While I was there, we visited Mass MoCA, which is not, as I first mistakenly thought, a fancy type of coffee chocolate drink but instead a fancy contemporary art museum located in a sprawling old mill complex.
Contemporary art, especially large-scale installations, is probably my most favorite art. I love trying to figure out what the artist was saying or figuring out what I feel about a piece (which is usually very different than what the artist was trying to express). And often, I revel in the sheer oddness or zaniness of the pieces.
A gallery overlooking the flying pews contained this lovely art quilt. The quilt itself is a pre-Civil War Drunkard’s Path quilt, repurposed by Sanford Biggers.
One gallery contained a giant fish trap made from found wood and beat-up furniture.
Another contained giant orange snowmen, made from foam, capacitors, and mango seeds
My favorite three (three!) floors of MoCA were the Sol LeWitt retrospective (the link leads to the museum’s Sol LeWitt exhibit floor plan so you can see how the exhibit was laid out). The bottom floor had walls drawn with thousands of lines, some in wild tangles and others drawn to grid preciseness. The second floor (and my favorite) had walls painted with grids, boxes, and swoops of color. Their edges were razor-straight and the color had so much depth.
The colors used on the third floor were both louder in hue but also flatter. On the second floor, color was layered and stippled with cloth but on the third floor, it was painted on, one-dimensional and brightly assaulting.
There also were a few pieces that explored the relationship between matte and shiny paint.
All in all, I loved it. I loved LeWitt’s sense of vibrancy and exuberance within such tightly controlled parameters. I loved the colors used for the bright pieces and I loved the sense of time and effort that went into each piece. Each piece was painted right onto the wall, which I also thought was really neat. Also on some pieces, there was a little diagram (again, drawn directly onto the wall) explaining how each figure was to be drawn.

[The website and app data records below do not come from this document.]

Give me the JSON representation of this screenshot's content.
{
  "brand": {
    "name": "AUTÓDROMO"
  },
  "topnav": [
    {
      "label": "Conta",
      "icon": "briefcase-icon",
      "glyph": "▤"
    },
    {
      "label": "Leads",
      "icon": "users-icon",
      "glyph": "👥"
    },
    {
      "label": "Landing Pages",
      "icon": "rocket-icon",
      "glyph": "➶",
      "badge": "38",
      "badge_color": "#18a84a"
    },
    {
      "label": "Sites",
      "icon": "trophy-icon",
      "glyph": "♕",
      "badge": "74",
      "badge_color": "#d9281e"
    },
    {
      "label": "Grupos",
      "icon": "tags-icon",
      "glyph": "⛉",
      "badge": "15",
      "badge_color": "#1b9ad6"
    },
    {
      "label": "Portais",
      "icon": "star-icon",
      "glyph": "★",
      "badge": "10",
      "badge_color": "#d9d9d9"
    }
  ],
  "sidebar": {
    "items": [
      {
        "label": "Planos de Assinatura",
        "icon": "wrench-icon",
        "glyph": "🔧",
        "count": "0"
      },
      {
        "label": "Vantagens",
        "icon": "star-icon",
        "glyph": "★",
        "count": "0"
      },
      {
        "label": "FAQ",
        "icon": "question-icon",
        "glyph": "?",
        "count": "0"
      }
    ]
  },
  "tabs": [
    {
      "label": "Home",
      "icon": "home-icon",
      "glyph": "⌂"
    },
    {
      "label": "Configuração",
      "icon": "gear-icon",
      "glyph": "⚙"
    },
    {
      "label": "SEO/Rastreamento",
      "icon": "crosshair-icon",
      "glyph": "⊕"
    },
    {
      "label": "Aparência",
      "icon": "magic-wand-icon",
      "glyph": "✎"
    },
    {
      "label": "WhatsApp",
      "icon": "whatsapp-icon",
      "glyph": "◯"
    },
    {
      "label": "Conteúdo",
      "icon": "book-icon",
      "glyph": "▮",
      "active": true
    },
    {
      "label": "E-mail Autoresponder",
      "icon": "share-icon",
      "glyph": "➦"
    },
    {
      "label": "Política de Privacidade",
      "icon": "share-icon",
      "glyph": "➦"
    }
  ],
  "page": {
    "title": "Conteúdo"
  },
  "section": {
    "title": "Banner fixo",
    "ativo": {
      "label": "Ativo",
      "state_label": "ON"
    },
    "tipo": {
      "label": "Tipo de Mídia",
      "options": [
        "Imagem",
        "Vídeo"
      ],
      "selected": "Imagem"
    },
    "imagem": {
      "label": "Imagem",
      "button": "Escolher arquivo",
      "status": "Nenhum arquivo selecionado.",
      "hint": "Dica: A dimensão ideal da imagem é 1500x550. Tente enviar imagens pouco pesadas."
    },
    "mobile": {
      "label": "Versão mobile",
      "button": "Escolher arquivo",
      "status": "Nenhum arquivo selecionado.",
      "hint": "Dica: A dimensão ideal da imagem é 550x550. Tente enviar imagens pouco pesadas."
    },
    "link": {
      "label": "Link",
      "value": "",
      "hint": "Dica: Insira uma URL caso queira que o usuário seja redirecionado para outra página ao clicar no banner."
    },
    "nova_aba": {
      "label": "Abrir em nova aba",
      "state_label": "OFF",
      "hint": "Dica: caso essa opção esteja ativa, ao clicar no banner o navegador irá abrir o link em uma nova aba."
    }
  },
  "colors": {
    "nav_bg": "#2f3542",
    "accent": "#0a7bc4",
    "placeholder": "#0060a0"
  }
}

It was clear, orderly, and logical while being lively.
Mass MoCA is a fantastic museum; I wanted to bring my sleeping bag and move in. And so many of LeWitt’s work provided quilting ideas – both in block shape and design and quilting patterns. And a quick Google search showed me that I’m not the only one who thinks this way!